- WHAT TO WORK ON
Go through the records and report each line holding the string "rest".

----

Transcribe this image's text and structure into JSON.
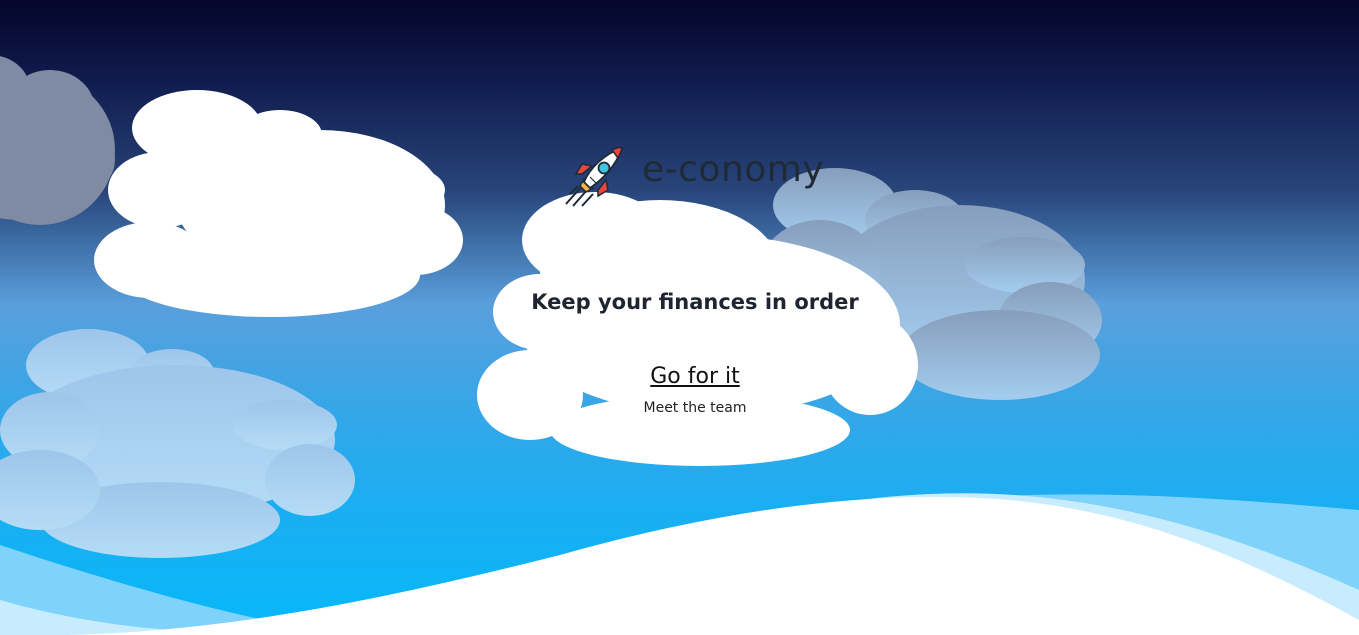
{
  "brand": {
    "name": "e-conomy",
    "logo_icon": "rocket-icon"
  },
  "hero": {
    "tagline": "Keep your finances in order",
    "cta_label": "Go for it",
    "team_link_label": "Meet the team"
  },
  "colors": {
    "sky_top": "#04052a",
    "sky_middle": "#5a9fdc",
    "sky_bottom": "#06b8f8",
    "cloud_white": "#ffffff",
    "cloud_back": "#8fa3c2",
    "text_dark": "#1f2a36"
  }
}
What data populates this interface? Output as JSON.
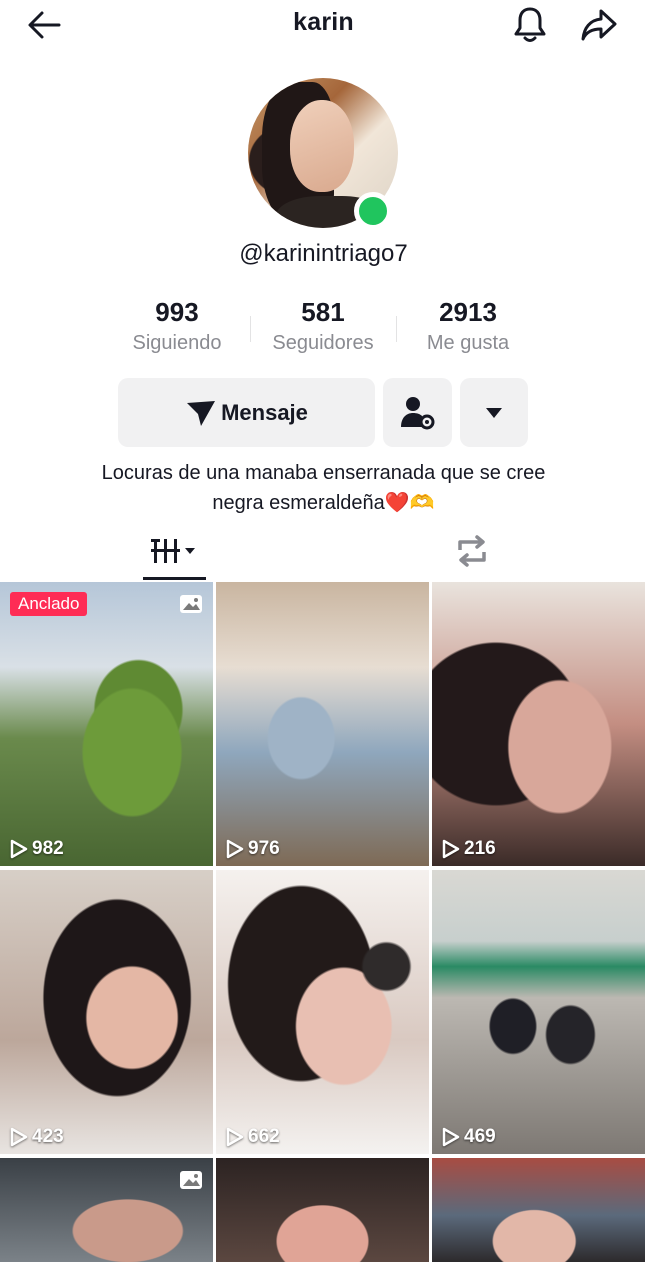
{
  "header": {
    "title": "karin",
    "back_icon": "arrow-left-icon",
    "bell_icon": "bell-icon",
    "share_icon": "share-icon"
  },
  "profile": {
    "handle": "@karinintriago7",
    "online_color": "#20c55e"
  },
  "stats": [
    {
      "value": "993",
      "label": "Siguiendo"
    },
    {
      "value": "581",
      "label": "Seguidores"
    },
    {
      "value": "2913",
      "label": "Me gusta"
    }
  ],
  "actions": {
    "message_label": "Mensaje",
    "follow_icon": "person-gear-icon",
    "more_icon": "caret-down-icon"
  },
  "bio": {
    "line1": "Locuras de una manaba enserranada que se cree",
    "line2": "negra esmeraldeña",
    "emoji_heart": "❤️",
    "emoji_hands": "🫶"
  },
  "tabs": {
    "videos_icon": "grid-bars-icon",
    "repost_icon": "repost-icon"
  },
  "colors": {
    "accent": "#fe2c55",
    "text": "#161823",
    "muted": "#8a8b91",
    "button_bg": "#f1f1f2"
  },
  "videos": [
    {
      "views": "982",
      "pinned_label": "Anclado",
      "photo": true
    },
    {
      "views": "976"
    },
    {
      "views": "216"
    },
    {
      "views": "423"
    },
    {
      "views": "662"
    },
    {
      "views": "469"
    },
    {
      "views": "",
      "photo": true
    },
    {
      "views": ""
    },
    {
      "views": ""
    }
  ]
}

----

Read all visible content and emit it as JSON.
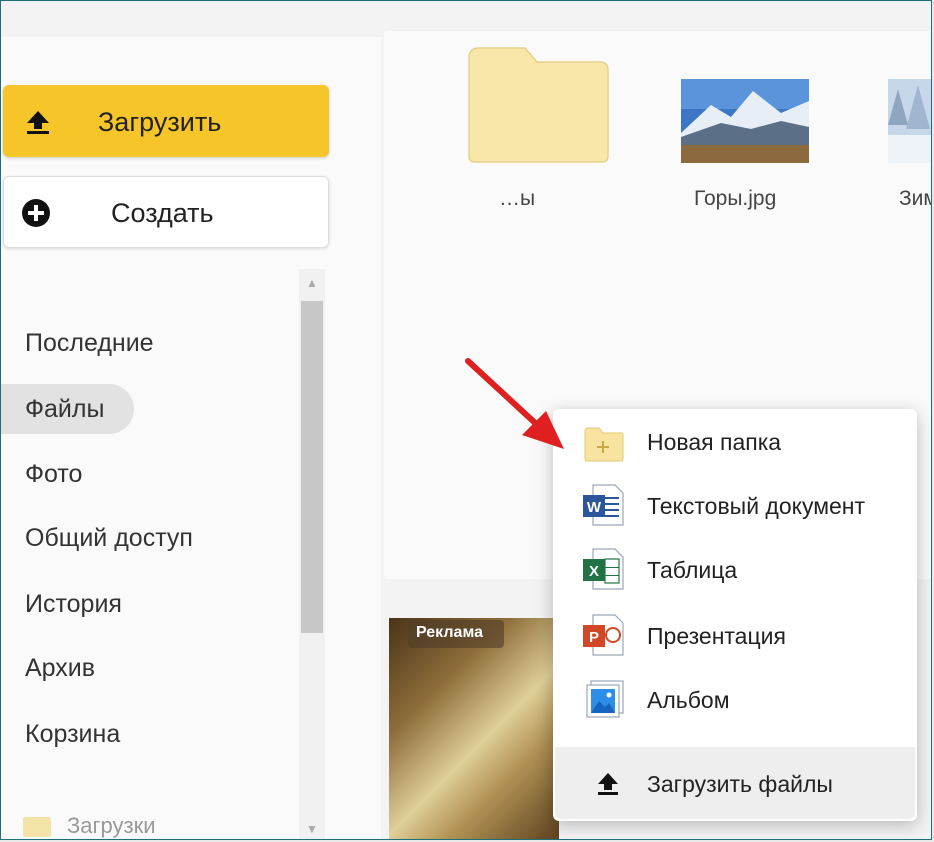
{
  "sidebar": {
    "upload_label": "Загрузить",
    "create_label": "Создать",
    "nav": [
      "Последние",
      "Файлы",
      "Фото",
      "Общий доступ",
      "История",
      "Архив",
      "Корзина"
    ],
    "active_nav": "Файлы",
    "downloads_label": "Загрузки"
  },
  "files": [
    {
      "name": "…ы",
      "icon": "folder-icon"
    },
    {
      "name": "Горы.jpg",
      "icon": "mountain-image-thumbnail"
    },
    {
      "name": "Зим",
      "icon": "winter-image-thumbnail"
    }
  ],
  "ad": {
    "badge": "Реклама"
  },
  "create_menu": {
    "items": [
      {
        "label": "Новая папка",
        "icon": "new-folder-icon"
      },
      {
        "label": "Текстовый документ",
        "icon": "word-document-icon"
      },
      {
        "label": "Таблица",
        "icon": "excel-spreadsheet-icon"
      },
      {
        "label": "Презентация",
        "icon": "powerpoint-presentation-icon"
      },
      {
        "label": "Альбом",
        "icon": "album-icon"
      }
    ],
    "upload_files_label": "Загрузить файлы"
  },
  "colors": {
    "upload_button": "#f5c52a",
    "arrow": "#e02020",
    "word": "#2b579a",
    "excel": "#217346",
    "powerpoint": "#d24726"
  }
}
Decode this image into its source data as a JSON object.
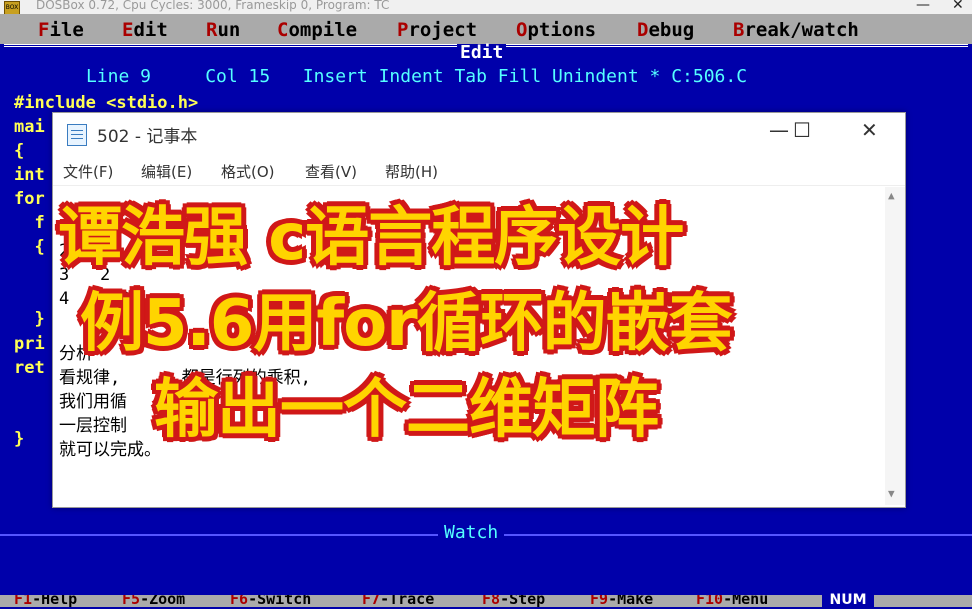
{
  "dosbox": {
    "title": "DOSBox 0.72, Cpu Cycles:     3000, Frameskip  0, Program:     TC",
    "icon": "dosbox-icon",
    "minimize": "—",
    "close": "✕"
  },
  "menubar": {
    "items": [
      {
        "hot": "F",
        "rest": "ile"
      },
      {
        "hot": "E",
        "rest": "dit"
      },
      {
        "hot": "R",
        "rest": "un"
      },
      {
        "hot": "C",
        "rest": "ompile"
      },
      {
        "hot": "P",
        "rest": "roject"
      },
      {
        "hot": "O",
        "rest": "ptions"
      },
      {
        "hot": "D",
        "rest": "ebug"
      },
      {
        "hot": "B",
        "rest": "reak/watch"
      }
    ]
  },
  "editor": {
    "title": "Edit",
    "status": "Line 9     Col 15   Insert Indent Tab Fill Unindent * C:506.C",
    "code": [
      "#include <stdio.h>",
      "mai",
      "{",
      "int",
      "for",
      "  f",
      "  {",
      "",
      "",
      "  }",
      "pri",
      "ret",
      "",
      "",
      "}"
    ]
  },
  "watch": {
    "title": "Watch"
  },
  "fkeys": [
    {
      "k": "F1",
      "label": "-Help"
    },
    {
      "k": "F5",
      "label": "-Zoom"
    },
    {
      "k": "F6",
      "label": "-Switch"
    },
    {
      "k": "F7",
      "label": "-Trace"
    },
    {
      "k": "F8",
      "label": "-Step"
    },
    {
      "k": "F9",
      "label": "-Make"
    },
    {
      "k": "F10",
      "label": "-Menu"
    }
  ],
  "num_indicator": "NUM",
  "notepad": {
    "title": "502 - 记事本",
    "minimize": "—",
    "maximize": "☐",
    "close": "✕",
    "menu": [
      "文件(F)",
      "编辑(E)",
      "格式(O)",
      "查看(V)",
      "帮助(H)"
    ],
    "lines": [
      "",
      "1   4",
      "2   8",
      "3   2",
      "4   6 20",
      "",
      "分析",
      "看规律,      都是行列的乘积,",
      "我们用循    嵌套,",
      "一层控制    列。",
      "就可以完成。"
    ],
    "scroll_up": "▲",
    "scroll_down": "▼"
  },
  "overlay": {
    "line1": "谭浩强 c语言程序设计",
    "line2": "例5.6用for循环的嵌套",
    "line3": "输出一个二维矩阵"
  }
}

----

- ANSWER TO THIS PROBLEM
        "rest": "ile"
        "rest": "dit"
        "rest": "un"
        "rest": "ompile"
        "rest": "roject"
        "rest": "ptions"
        "rest": "ebug"
        "rest": "reak/watch"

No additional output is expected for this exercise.